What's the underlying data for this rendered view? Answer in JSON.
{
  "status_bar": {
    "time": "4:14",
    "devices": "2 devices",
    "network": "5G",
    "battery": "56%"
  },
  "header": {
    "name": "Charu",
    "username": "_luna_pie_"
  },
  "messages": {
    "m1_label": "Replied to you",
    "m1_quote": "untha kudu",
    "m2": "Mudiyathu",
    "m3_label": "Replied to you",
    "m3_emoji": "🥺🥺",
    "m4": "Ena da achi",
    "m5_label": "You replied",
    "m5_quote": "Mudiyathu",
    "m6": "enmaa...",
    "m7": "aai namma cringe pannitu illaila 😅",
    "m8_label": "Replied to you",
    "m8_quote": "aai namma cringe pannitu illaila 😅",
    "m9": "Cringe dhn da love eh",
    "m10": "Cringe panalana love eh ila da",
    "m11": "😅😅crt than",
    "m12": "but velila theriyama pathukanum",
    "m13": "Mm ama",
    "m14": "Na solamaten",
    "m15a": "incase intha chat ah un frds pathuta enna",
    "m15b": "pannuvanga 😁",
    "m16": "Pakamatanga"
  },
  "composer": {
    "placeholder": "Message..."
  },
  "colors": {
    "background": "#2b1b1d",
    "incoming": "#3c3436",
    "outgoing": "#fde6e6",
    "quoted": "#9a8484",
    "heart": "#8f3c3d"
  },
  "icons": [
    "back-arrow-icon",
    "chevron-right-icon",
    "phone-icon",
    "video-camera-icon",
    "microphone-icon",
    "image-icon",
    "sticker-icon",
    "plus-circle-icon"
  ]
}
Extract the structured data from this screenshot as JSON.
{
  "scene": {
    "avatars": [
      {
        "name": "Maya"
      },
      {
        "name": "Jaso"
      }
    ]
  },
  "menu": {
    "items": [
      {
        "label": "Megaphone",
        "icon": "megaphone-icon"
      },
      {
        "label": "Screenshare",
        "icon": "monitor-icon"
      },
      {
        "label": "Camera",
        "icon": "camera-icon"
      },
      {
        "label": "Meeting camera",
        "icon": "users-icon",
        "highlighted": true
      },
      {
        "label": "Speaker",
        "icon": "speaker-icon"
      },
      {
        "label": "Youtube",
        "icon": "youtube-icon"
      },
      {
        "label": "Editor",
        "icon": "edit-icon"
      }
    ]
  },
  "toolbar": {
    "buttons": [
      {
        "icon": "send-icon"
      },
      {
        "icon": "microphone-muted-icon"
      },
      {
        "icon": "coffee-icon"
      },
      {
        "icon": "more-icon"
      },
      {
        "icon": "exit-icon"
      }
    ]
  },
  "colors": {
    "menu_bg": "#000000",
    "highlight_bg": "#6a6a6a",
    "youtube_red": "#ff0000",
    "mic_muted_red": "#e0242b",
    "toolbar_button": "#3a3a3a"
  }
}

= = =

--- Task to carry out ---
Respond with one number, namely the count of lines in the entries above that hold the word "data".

--- The answer ---
2